Raw data START
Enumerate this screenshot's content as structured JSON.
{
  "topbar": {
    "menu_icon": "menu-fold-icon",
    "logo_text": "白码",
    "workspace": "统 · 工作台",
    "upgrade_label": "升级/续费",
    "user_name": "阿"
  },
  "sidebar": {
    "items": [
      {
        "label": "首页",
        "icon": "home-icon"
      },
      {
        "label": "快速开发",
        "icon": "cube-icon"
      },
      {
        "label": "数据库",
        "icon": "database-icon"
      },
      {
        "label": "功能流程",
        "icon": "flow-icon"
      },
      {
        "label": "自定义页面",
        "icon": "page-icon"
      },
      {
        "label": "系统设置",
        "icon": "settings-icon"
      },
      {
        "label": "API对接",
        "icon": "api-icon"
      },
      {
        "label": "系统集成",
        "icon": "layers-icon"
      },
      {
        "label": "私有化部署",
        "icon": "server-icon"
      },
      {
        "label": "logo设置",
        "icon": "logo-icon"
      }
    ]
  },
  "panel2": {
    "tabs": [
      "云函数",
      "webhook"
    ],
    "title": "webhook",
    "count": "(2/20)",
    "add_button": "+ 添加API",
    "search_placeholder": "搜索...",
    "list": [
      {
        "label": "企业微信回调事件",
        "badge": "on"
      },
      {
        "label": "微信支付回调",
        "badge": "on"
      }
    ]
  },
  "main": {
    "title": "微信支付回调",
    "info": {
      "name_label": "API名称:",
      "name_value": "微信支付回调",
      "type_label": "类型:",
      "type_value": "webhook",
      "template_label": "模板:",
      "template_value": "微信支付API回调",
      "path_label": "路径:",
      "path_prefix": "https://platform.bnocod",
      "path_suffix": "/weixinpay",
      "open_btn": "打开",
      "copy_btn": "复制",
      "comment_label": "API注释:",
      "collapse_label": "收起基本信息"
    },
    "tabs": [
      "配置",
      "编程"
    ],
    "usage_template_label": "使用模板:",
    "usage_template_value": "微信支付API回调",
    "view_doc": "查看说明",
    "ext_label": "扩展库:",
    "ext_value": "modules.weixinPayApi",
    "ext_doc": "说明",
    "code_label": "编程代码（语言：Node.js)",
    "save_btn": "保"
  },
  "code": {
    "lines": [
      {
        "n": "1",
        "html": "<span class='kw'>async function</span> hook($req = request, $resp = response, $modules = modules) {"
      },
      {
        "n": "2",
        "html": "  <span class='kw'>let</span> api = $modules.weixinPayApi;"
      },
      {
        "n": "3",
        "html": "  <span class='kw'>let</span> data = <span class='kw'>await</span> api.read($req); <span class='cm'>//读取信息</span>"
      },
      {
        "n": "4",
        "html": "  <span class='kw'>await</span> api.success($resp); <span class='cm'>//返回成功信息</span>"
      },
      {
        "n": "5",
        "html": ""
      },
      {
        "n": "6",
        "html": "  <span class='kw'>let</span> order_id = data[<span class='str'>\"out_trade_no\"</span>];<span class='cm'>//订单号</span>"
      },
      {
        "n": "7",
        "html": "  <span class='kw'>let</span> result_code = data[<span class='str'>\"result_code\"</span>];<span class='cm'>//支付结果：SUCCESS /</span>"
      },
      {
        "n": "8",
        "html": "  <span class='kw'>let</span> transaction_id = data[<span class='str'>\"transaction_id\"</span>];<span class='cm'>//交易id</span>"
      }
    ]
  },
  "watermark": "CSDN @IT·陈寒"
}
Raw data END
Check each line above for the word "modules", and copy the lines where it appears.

Response for this exercise »
    "ext_value": "modules.weixinPayApi",
        "html": "<span class='kw'>async function</span> hook($req = request, $resp = response, $modules = modules) {"
        "html": "  <span class='kw'>let</span> api = $modules.weixinPayApi;"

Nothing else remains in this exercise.